> _What is expected_
Whatever the records below hold, copy it all out exactly.

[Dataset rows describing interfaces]
<<<<
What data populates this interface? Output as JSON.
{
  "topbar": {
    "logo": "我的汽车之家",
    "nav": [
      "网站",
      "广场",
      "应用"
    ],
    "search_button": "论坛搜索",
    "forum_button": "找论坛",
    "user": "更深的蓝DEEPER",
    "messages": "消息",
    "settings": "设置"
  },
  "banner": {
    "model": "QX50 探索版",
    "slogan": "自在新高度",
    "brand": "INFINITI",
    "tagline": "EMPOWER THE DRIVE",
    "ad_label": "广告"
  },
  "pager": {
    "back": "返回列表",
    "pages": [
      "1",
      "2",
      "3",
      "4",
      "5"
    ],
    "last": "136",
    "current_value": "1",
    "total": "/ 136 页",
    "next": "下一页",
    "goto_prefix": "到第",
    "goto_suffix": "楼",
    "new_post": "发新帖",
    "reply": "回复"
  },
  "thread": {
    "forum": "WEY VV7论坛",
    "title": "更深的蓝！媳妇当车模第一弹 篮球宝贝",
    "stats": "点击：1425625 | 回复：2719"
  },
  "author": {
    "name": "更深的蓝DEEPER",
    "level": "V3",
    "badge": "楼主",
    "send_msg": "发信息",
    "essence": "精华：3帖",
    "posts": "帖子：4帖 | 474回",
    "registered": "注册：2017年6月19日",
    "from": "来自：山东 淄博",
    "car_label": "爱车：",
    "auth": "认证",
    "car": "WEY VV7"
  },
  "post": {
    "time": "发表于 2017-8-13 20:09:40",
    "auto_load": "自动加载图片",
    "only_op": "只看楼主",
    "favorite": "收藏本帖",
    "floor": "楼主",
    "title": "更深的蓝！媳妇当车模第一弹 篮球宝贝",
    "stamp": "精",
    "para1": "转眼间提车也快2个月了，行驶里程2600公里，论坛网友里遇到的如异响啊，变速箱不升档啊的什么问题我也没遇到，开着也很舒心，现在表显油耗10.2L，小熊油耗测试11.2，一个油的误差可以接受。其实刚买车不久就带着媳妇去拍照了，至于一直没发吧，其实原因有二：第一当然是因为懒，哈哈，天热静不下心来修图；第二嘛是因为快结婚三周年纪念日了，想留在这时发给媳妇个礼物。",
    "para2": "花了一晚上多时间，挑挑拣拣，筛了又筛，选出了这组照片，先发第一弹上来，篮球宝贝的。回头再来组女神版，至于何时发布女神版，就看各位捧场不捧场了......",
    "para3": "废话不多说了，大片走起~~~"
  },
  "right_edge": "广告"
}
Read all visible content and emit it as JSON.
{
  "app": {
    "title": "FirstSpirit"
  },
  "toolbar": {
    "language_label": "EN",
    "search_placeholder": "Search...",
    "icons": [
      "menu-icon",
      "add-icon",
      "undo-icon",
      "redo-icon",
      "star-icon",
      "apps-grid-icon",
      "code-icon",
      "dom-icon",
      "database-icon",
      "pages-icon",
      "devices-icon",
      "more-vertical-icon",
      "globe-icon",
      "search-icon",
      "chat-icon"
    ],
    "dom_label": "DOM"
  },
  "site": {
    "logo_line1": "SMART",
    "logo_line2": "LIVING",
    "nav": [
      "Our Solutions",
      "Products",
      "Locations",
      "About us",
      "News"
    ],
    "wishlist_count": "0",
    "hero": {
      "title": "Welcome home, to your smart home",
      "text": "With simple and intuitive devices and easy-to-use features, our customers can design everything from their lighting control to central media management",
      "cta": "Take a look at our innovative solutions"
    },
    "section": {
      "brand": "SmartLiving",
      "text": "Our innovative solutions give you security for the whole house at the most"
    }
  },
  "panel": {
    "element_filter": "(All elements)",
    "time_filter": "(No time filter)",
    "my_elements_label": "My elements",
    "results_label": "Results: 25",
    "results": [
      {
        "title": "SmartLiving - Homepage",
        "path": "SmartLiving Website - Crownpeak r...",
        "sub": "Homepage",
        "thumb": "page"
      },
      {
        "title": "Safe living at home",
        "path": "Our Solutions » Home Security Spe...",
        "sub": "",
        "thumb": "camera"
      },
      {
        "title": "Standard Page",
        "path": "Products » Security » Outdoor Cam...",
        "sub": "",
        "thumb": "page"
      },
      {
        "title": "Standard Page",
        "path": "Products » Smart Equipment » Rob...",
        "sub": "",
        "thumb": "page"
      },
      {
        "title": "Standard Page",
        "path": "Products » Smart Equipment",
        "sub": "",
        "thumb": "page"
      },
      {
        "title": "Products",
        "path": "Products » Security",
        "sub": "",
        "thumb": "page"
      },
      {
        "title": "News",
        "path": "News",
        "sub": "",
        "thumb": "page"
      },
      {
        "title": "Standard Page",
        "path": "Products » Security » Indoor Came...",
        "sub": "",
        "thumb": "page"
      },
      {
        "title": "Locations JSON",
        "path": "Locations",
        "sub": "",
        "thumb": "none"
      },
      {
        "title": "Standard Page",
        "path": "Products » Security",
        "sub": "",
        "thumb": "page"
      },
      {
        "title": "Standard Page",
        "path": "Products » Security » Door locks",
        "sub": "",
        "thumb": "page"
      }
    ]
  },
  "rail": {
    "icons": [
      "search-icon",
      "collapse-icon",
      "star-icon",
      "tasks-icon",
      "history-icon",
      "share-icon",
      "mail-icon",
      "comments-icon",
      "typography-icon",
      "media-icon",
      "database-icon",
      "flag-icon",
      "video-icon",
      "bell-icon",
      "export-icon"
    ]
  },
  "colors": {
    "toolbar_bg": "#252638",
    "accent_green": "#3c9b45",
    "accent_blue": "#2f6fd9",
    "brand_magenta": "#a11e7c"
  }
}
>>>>
> _Result for this exercise_
What data populates this interface? Output as JSON.
{
  "topbar": {
    "logo": "我的汽车之家",
    "nav": [
      "网站",
      "广场",
      "应用"
    ],
    "search_button": "论坛搜索",
    "forum_button": "找论坛",
    "user": "更深的蓝DEEPER",
    "messages": "消息",
    "settings": "设置"
  },
  "banner": {
    "model": "QX50 探索版",
    "slogan": "自在新高度",
    "brand": "INFINITI",
    "tagline": "EMPOWER THE DRIVE",
    "ad_label": "广告"
  },
  "pager": {
    "back": "返回列表",
    "pages": [
      "1",
      "2",
      "3",
      "4",
      "5"
    ],
    "last": "136",
    "current_value": "1",
    "total": "/ 136 页",
    "next": "下一页",
    "goto_prefix": "到第",
    "goto_suffix": "楼",
    "new_post": "发新帖",
    "reply": "回复"
  },
  "thread": {
    "forum": "WEY VV7论坛",
    "title": "更深的蓝！媳妇当车模第一弹 篮球宝贝",
    "stats": "点击：1425625 | 回复：2719"
  },
  "author": {
    "name": "更深的蓝DEEPER",
    "level": "V3",
    "badge": "楼主",
    "send_msg": "发信息",
    "essence": "精华：3帖",
    "posts": "帖子：4帖 | 474回",
    "registered": "注册：2017年6月19日",
    "from": "来自：山东 淄博",
    "car_label": "爱车：",
    "auth": "认证",
    "car": "WEY VV7"
  },
  "post": {
    "time": "发表于 2017-8-13 20:09:40",
    "auto_load": "自动加载图片",
    "only_op": "只看楼主",
    "favorite": "收藏本帖",
    "floor": "楼主",
    "title": "更深的蓝！媳妇当车模第一弹 篮球宝贝",
    "stamp": "精",
    "para1": "转眼间提车也快2个月了，行驶里程2600公里，论坛网友里遇到的如异响啊，变速箱不升档啊的什么问题我也没遇到，开着也很舒心，现在表显油耗10.2L，小熊油耗测试11.2，一个油的误差可以接受。其实刚买车不久就带着媳妇去拍照了，至于一直没发吧，其实原因有二：第一当然是因为懒，哈哈，天热静不下心来修图；第二嘛是因为快结婚三周年纪念日了，想留在这时发给媳妇个礼物。",
    "para2": "花了一晚上多时间，挑挑拣拣，筛了又筛，选出了这组照片，先发第一弹上来，篮球宝贝的。回头再来组女神版，至于何时发布女神版，就看各位捧场不捧场了......",
    "para3": "废话不多说了，大片走起~~~"
  },
  "right_edge": "广告"
}
Read all visible content and emit it as JSON.
{
  "app": {
    "title": "FirstSpirit"
  },
  "toolbar": {
    "language_label": "EN",
    "search_placeholder": "Search...",
    "icons": [
      "menu-icon",
      "add-icon",
      "undo-icon",
      "redo-icon",
      "star-icon",
      "apps-grid-icon",
      "code-icon",
      "dom-icon",
      "database-icon",
      "pages-icon",
      "devices-icon",
      "more-vertical-icon",
      "globe-icon",
      "search-icon",
      "chat-icon"
    ],
    "dom_label": "DOM"
  },
  "site": {
    "logo_line1": "SMART",
    "logo_line2": "LIVING",
    "nav": [
      "Our Solutions",
      "Products",
      "Locations",
      "About us",
      "News"
    ],
    "wishlist_count": "0",
    "hero": {
      "title": "Welcome home, to your smart home",
      "text": "With simple and intuitive devices and easy-to-use features, our customers can design everything from their lighting control to central media management",
      "cta": "Take a look at our innovative solutions"
    },
    "section": {
      "brand": "SmartLiving",
      "text": "Our innovative solutions give you security for the whole house at the most"
    }
  },
  "panel": {
    "element_filter": "(All elements)",
    "time_filter": "(No time filter)",
    "my_elements_label": "My elements",
    "results_label": "Results: 25",
    "results": [
      {
        "title": "SmartLiving - Homepage",
        "path": "SmartLiving Website - Crownpeak r...",
        "sub": "Homepage",
        "thumb": "page"
      },
      {
        "title": "Safe living at home",
        "path": "Our Solutions » Home Security Spe...",
        "sub": "",
        "thumb": "camera"
      },
      {
        "title": "Standard Page",
        "path": "Products » Security » Outdoor Cam...",
        "sub": "",
        "thumb": "page"
      },
      {
        "title": "Standard Page",
        "path": "Products » Smart Equipment » Rob...",
        "sub": "",
        "thumb": "page"
      },
      {
        "title": "Standard Page",
        "path": "Products » Smart Equipment",
        "sub": "",
        "thumb": "page"
      },
      {
        "title": "Products",
        "path": "Products » Security",
        "sub": "",
        "thumb": "page"
      },
      {
        "title": "News",
        "path": "News",
        "sub": "",
        "thumb": "page"
      },
      {
        "title": "Standard Page",
        "path": "Products » Security » Indoor Came...",
        "sub": "",
        "thumb": "page"
      },
      {
        "title": "Locations JSON",
        "path": "Locations",
        "sub": "",
        "thumb": "none"
      },
      {
        "title": "Standard Page",
        "path": "Products » Security",
        "sub": "",
        "thumb": "page"
      },
      {
        "title": "Standard Page",
        "path": "Products » Security » Door locks",
        "sub": "",
        "thumb": "page"
      }
    ]
  },
  "rail": {
    "icons": [
      "search-icon",
      "collapse-icon",
      "star-icon",
      "tasks-icon",
      "history-icon",
      "share-icon",
      "mail-icon",
      "comments-icon",
      "typography-icon",
      "media-icon",
      "database-icon",
      "flag-icon",
      "video-icon",
      "bell-icon",
      "export-icon"
    ]
  },
  "colors": {
    "toolbar_bg": "#252638",
    "accent_green": "#3c9b45",
    "accent_blue": "#2f6fd9",
    "brand_magenta": "#a11e7c"
  }
}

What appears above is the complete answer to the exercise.